She even learnt to cook to impress her Hollywood compatriots with Hungarian flavours but she only maintained somewhat distant relations with a few figures from the world of film, amongst others Henry Koster, director of the first CinemaScope film, and Menyhért Lengyel, screenwriter on such films as Ninotchka (director: Ernst Lubitsch, 1939) and Silk Stockings (director: Rouben Mamoulian, 1957).

Initially, Margit took a job as librarian at Metro-Goldwyn-Mayer but she also worked as a studio assistant, she proofread, drew caricatures and took photos. Since she had already had a go at screenwriting in Hungary on the film Hotel Imperial (director: Jenő Janovics, 1918), she regularly tried out screenwriting ideas at Columbia and Warner Brothers. She didn’t live long enough to see her single true success, the premiere of All in a Night’s Work (director: Joseph Anthony, 1961). In the film, the frenetic couple Shirley MacLaine and Dean Martin take us through a convoluted plot about the murky circumstances surrounding the death of a wealthy owner of a newspaper.
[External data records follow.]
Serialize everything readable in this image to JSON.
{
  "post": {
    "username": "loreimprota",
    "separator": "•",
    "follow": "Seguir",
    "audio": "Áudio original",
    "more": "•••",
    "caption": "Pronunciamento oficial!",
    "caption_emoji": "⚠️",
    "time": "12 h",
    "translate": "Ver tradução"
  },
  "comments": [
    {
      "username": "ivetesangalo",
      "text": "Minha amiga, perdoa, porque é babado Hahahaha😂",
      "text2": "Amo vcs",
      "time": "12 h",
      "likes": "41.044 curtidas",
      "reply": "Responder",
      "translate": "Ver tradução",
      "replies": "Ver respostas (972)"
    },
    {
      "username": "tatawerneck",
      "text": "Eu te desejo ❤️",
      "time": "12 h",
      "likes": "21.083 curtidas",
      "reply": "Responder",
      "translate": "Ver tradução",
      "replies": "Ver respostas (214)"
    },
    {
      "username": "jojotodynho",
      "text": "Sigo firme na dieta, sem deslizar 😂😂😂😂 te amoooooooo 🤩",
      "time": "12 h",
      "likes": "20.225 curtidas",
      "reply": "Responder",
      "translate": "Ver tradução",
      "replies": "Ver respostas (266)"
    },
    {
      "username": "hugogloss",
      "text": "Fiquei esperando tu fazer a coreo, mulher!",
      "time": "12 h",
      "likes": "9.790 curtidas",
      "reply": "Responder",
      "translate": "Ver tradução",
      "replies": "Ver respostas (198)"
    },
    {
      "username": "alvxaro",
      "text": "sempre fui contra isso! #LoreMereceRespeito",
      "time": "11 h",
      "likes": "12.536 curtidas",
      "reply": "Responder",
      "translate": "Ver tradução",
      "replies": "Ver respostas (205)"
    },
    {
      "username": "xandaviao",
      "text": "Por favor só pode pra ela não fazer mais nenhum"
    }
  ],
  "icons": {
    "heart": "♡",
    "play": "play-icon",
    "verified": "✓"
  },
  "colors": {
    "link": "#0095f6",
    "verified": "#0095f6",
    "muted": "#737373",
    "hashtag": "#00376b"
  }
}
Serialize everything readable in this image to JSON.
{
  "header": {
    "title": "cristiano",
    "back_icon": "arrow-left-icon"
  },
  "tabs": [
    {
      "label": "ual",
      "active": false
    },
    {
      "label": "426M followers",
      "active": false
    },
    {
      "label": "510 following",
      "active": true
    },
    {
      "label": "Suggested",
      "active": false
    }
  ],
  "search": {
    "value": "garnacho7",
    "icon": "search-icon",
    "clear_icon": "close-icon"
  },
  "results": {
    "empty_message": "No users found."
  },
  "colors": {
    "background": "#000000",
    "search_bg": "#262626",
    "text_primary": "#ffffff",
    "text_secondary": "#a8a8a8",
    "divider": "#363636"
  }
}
As finances became increasingly problematic, she was forced to move to New York, but since she could not find a well-paid job there either she returned to Europe and moved to southern Spain where living was easier. She corresponded with her grandson Mátyás Sárközi from Alicante, recounting her adventurous youth. Although her daughter, Márta Sárközi, often commented on her mother’s snobbish behaviour and overblown stories, conversations with her grandson give posterity a sense of the remarkable personality of this woman of the world.
Margit Vészi died in 1961, just before the successful debut of All in a Night's Work. The cause of death was established as an overdose of sleeping pills.


[1] Sárközi Mátyás: Margit. Budapest: Kortárs Könyvkiadó, 2019. 5.
[2] U.o. 46.
[3] Székely Ilona: Molnár Ferenc élvezettel verte, Ady Endre halhatatlanná tette a világjáró magyar múzsát. 168 óra, 2019. augusztus 7.
[4] Sárközi Mátyás: Margit. 58.
[5] U.o. 5.
[6] U.o. 47.


Sárközi Mátyás: Margit. Budapest: Kortárs Könyvkiadó, 2019. 
Székely Ilona: Molnár Ferenc élvezettel verte, Ady Endre halhatatlanná tette a világjáró magyar múzsát. 168 óra, 2019. augusztus 7.
Vészi Margit tudósításai